++++ GIVEN INFORMATION
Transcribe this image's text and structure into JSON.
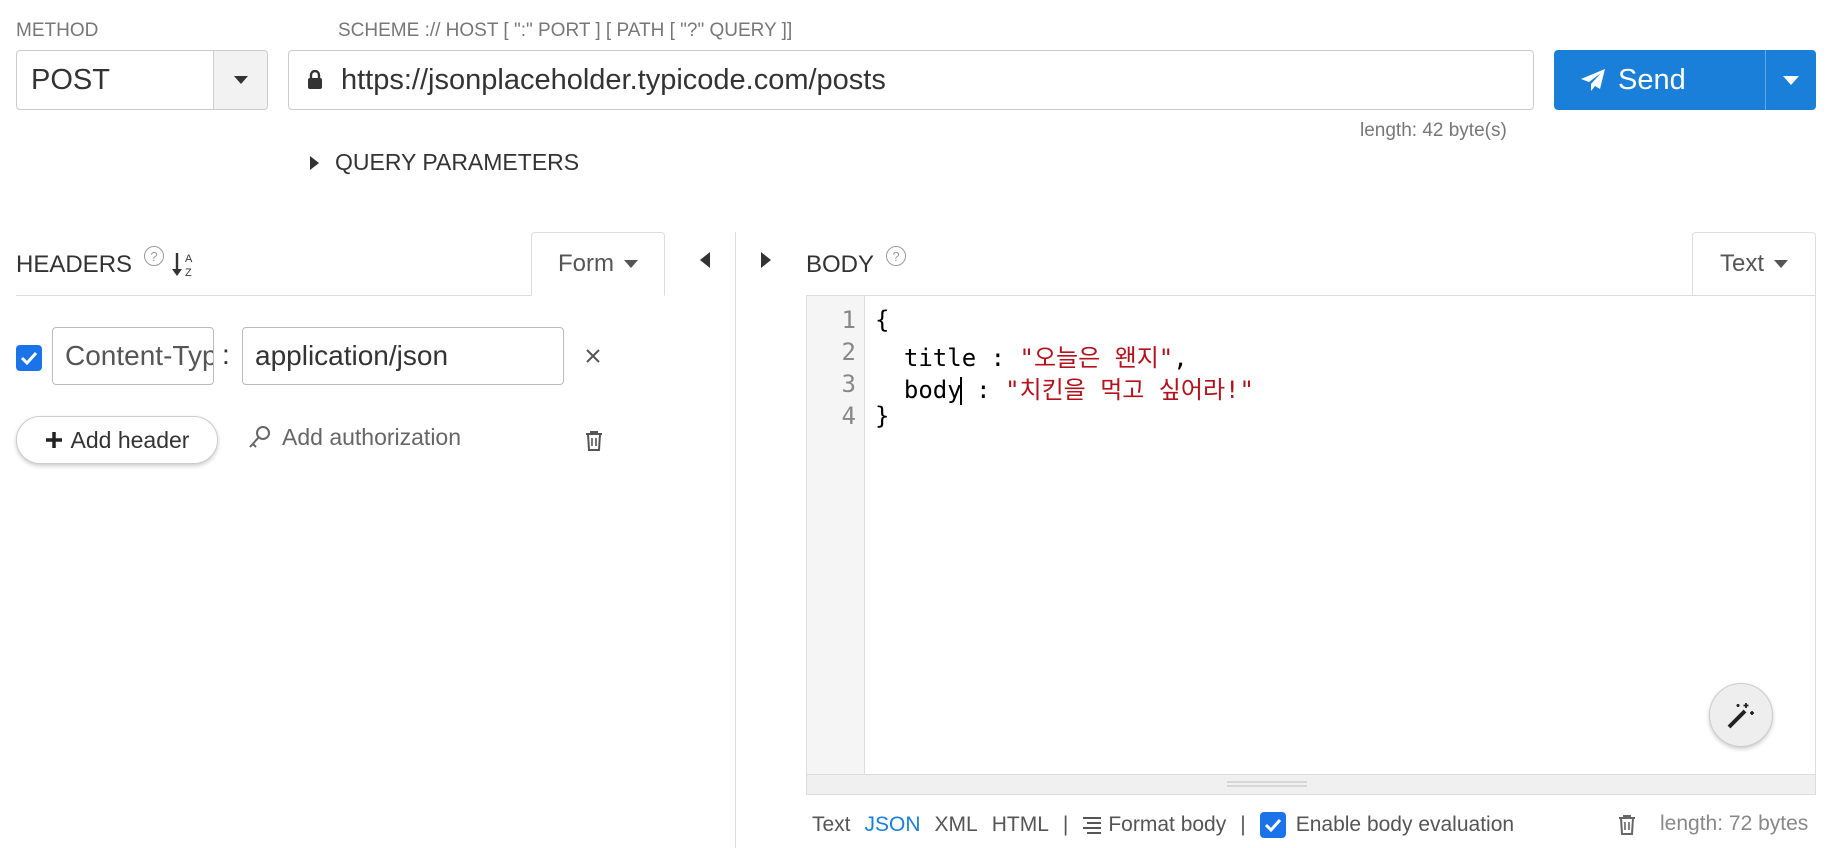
{
  "request": {
    "method_label": "METHOD",
    "method": "POST",
    "url_label": "SCHEME :// HOST [ \":\" PORT ] [ PATH [ \"?\" QUERY ]]",
    "url": "https://jsonplaceholder.typicode.com/posts",
    "url_length": "length: 42 byte(s)",
    "send_label": "Send",
    "query_params_label": "QUERY PARAMETERS"
  },
  "headers": {
    "title": "HEADERS",
    "help": "?",
    "mode": "Form",
    "items": [
      {
        "checked": true,
        "key": "Content-Type",
        "value": "application/json",
        "separator": ":"
      }
    ],
    "add_header_label": "Add header",
    "add_auth_label": "Add authorization"
  },
  "body": {
    "title": "BODY",
    "help": "?",
    "mode": "Text",
    "line_numbers": [
      "1",
      "2",
      "3",
      "4"
    ],
    "lines": {
      "l1": "{",
      "l2_key": "  title : ",
      "l2_val": "\"오늘은 왠지\"",
      "l2_end": ",",
      "l3_key": "  body",
      "l3_mid": " : ",
      "l3_val": "\"치킨을 먹고 싶어라!\"",
      "l4": "}"
    },
    "formats": [
      "Text",
      "JSON",
      "XML",
      "HTML"
    ],
    "active_format": "JSON",
    "format_body_label": "Format body",
    "enable_eval_label": "Enable body evaluation",
    "length": "length: 72 bytes"
  },
  "colors": {
    "accent": "#1a7fd9",
    "string": "#b3111b"
  }
}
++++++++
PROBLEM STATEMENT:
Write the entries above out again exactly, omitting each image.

REPLY TO THE EXERCISE:
Transcribe this image's text and structure into JSON.
{
  "request": {
    "method_label": "METHOD",
    "method": "POST",
    "url_label": "SCHEME :// HOST [ \":\" PORT ] [ PATH [ \"?\" QUERY ]]",
    "url": "https://jsonplaceholder.typicode.com/posts",
    "url_length": "length: 42 byte(s)",
    "send_label": "Send",
    "query_params_label": "QUERY PARAMETERS"
  },
  "headers": {
    "title": "HEADERS",
    "help": "?",
    "mode": "Form",
    "items": [
      {
        "checked": true,
        "key": "Content-Type",
        "value": "application/json",
        "separator": ":"
      }
    ],
    "add_header_label": "Add header",
    "add_auth_label": "Add authorization"
  },
  "body": {
    "title": "BODY",
    "help": "?",
    "mode": "Text",
    "line_numbers": [
      "1",
      "2",
      "3",
      "4"
    ],
    "lines": {
      "l1": "{",
      "l2_key": "  title : ",
      "l2_val": "\"오늘은 왠지\"",
      "l2_end": ",",
      "l3_key": "  body",
      "l3_mid": " : ",
      "l3_val": "\"치킨을 먹고 싶어라!\"",
      "l4": "}"
    },
    "formats": [
      "Text",
      "JSON",
      "XML",
      "HTML"
    ],
    "active_format": "JSON",
    "format_body_label": "Format body",
    "enable_eval_label": "Enable body evaluation",
    "length": "length: 72 bytes"
  },
  "colors": {
    "accent": "#1a7fd9",
    "string": "#b3111b"
  }
}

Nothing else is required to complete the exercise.